◆ **TASK DIRECTIONS**:
Which lines in the records below contain the word "data"? Copy each one.

[App and web page records]
────────────────────────────────────────

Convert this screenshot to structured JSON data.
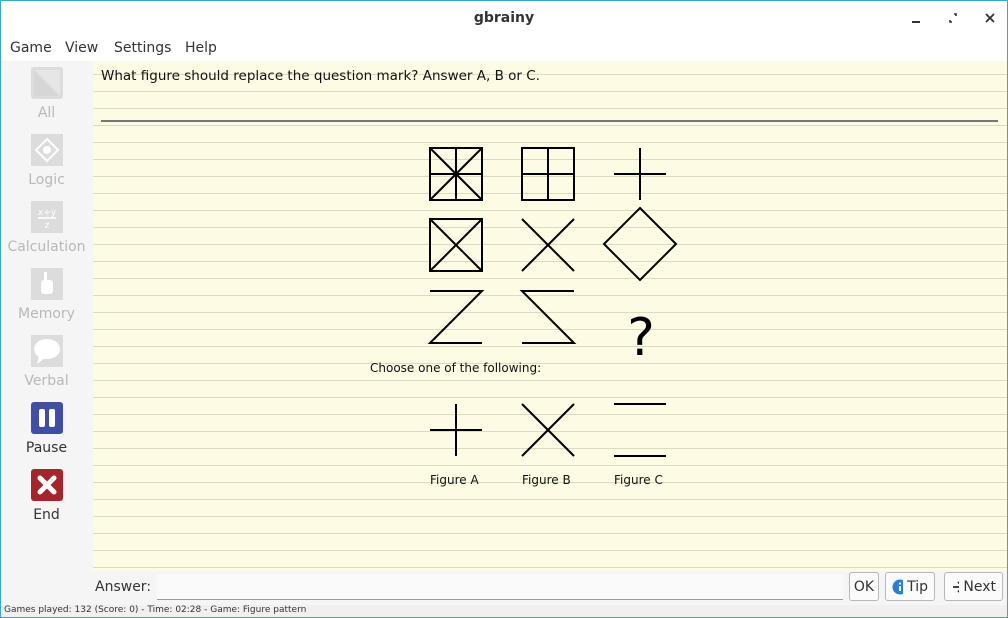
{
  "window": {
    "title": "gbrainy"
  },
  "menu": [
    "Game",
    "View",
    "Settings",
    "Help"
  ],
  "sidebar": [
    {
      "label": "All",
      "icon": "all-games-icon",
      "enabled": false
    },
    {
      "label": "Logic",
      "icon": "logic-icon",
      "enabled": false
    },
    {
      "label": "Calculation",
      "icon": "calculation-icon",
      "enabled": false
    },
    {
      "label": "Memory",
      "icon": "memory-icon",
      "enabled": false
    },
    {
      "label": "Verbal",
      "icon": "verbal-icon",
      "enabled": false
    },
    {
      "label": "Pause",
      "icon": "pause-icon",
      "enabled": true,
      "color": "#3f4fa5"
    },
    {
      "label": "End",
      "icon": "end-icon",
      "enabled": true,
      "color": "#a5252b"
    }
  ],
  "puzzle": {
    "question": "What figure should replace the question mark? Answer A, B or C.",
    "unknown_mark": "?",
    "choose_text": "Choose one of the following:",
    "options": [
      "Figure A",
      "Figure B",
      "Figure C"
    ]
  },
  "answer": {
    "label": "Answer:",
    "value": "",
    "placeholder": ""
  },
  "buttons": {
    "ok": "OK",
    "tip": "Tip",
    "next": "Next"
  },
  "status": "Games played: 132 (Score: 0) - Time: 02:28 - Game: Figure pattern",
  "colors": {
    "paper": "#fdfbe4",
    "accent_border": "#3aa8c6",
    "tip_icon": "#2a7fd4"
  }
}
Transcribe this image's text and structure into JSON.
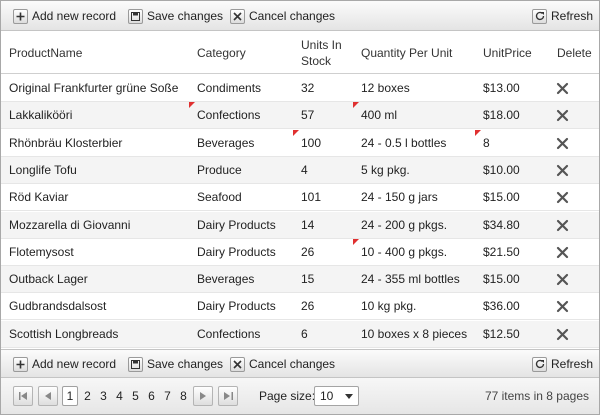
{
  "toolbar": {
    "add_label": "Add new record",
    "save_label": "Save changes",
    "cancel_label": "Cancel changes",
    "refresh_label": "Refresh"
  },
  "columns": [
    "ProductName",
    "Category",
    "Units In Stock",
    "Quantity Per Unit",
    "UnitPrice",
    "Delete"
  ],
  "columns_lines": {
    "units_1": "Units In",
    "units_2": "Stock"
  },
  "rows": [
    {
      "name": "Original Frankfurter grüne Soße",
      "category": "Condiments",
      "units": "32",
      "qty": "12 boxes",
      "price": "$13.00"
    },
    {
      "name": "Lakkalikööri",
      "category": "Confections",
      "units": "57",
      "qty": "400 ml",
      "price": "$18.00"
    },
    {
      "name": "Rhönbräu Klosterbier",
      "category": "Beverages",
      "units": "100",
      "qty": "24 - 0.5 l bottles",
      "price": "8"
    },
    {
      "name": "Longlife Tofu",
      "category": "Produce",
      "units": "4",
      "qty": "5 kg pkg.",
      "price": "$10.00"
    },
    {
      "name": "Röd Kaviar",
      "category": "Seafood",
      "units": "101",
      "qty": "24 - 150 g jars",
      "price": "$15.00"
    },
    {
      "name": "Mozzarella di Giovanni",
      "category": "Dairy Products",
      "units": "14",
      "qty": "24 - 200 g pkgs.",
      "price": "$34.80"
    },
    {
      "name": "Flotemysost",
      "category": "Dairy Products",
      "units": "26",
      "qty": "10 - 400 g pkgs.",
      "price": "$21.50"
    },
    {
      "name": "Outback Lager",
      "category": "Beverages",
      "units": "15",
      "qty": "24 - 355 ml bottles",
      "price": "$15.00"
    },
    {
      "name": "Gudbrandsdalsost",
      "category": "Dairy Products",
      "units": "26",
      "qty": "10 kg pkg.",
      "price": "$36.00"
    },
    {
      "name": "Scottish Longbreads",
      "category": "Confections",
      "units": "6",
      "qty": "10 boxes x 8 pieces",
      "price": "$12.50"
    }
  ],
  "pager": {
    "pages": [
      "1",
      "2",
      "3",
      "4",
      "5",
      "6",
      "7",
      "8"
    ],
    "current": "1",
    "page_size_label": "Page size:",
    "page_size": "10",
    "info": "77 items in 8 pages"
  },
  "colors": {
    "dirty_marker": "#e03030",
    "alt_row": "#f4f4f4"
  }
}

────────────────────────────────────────

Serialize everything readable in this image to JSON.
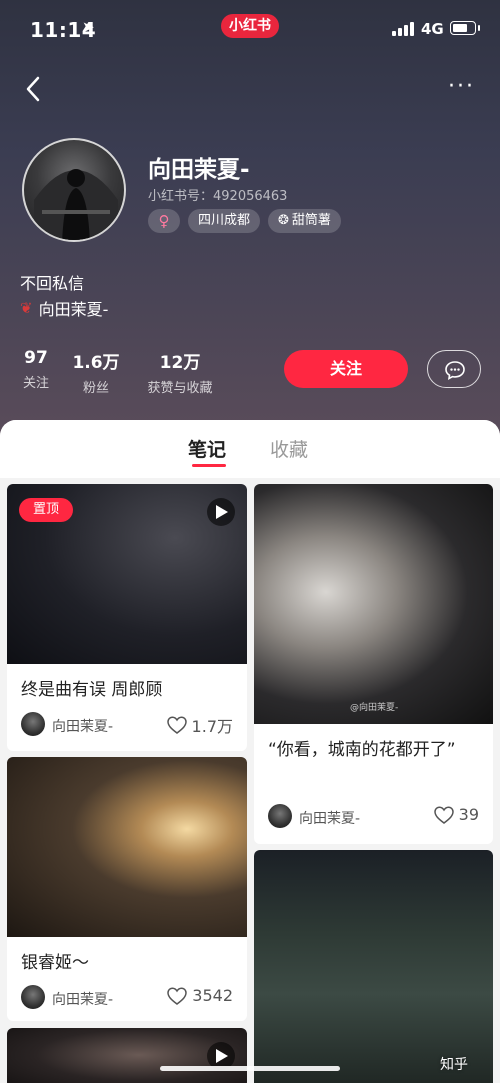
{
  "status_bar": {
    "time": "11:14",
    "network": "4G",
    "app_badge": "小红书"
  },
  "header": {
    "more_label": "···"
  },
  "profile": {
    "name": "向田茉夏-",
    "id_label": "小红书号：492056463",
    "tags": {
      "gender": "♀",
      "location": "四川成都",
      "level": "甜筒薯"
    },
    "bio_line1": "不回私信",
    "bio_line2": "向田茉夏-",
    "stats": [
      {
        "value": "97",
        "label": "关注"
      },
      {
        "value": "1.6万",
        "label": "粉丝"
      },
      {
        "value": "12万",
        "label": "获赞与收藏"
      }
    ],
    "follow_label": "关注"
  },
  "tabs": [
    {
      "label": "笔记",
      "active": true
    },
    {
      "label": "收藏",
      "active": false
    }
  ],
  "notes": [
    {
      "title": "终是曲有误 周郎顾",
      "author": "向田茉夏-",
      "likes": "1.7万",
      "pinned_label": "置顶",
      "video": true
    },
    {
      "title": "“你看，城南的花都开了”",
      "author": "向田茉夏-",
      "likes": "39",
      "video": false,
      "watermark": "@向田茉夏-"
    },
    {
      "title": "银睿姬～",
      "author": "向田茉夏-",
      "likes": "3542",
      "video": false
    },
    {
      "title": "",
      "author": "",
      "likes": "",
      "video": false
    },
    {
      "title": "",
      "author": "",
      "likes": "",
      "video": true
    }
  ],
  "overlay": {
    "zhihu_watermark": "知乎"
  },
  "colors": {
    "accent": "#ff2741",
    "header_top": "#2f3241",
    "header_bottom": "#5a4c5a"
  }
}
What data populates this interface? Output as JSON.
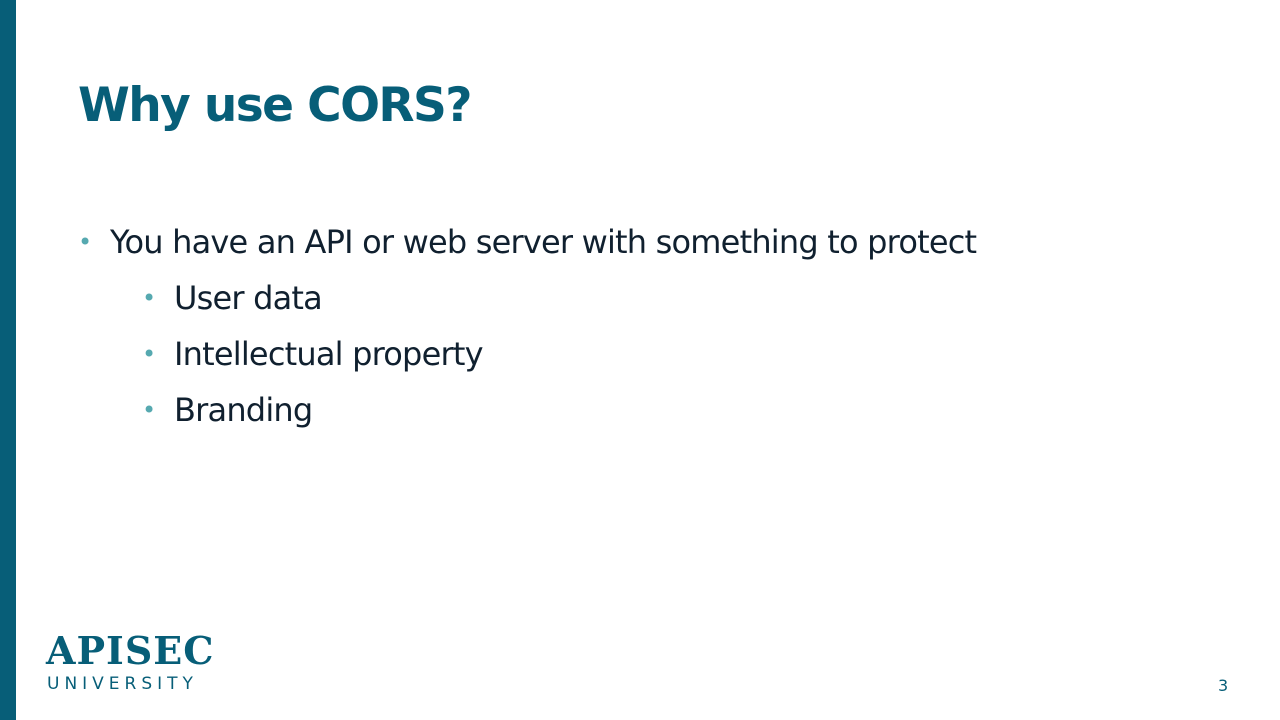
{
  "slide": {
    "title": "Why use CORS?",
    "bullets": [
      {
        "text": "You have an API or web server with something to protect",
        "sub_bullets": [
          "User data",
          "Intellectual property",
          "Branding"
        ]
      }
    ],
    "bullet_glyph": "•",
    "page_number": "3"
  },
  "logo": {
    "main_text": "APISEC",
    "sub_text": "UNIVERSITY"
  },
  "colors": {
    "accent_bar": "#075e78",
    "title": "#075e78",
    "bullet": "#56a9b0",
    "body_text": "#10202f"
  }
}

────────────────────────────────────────

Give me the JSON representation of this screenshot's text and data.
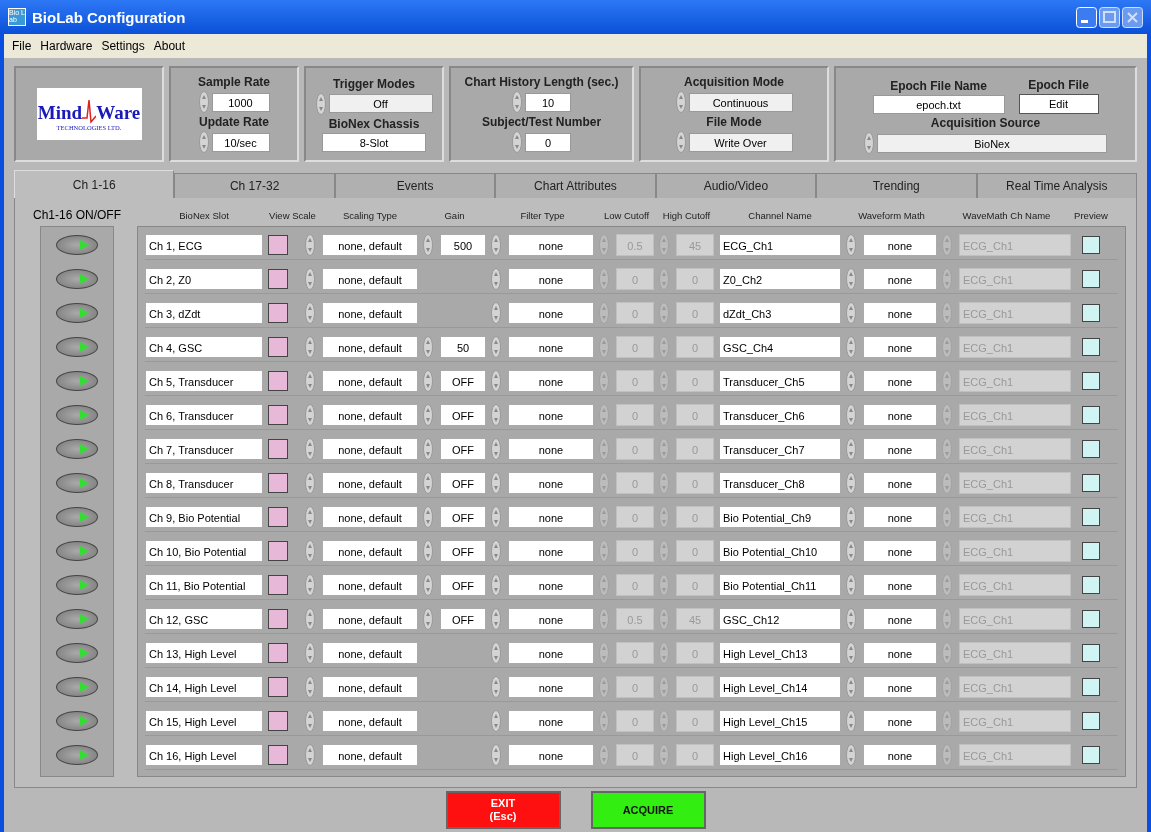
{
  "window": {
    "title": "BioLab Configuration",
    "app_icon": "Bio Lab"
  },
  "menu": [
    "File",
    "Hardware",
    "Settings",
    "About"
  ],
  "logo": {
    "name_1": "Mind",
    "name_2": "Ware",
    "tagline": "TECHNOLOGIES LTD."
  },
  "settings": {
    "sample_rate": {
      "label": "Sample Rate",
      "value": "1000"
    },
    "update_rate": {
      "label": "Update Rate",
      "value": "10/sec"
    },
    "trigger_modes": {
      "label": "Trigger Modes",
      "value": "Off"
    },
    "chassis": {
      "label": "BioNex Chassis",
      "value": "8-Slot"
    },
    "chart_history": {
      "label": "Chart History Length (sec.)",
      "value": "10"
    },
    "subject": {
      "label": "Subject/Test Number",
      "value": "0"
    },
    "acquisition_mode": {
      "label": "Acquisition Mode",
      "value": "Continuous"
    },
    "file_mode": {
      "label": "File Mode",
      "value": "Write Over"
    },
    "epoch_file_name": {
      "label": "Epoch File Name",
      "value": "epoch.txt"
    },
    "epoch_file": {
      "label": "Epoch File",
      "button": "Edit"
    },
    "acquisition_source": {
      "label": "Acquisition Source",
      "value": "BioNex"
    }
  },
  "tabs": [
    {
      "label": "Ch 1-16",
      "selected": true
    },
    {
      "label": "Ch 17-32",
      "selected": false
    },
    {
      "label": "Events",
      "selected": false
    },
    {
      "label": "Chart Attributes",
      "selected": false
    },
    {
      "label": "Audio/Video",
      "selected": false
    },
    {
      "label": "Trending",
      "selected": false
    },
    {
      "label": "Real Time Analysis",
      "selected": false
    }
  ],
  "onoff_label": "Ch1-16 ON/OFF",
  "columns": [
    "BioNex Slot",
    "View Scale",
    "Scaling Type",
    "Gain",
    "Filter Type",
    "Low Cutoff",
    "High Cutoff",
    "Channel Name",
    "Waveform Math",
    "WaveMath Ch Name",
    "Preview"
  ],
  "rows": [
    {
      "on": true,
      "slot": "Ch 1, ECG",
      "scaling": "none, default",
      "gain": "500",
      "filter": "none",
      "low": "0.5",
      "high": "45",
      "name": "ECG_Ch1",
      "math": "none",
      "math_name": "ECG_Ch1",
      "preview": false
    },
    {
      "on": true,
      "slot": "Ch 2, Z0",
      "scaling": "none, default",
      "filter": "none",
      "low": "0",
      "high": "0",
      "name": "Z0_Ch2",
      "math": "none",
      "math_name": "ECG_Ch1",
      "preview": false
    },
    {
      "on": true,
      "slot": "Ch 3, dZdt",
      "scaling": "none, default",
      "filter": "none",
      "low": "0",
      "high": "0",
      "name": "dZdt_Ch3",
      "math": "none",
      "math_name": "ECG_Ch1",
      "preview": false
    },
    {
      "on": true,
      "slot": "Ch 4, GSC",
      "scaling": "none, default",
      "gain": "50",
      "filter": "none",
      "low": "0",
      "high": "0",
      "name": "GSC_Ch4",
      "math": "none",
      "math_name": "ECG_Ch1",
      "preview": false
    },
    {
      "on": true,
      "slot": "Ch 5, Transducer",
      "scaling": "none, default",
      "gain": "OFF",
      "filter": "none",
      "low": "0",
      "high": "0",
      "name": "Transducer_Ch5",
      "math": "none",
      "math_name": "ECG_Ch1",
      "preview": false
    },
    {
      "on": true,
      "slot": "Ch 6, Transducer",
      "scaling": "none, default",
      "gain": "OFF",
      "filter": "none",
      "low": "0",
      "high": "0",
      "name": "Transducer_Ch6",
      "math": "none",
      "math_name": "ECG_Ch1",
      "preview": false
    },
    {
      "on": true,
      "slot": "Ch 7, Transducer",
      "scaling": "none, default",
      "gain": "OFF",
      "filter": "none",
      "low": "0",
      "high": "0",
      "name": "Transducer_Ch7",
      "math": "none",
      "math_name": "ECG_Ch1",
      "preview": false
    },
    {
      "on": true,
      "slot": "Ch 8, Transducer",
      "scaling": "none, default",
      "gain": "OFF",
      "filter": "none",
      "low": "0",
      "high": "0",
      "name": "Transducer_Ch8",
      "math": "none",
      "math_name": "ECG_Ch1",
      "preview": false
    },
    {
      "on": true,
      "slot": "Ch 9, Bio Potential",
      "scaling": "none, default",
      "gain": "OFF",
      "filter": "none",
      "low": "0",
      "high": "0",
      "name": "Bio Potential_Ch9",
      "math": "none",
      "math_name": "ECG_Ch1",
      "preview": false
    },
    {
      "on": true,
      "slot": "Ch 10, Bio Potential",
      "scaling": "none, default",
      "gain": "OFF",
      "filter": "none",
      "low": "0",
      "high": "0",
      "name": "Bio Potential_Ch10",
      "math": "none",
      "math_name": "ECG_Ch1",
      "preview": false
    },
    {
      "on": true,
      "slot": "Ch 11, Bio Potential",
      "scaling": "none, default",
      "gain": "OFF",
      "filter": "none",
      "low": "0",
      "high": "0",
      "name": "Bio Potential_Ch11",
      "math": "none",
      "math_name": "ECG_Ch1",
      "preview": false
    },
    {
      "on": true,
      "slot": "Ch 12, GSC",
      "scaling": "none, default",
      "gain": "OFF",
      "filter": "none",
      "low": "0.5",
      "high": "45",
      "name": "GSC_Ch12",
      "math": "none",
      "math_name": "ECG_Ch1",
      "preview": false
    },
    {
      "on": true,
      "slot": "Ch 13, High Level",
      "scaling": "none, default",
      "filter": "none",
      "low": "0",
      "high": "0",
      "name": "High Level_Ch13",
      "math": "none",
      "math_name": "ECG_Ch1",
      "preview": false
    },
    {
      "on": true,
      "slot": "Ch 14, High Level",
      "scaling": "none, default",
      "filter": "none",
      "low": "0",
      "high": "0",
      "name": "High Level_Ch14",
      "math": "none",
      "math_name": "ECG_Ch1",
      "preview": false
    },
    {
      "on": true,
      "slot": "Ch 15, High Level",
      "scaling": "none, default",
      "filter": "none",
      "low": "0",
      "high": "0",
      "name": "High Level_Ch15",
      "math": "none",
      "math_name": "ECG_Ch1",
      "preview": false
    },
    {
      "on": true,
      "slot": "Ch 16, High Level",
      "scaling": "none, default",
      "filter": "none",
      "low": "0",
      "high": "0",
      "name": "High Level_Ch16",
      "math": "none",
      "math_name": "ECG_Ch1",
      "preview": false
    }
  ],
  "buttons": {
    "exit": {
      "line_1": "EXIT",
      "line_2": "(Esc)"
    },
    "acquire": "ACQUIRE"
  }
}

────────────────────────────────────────

◆ **EXPECTED OUTPUT**:
Convert this screenshot to structured JSON data.
What data populates this interface? Output as JSON.
          "User data",
Give me the JSON representation of this screenshot's text and data.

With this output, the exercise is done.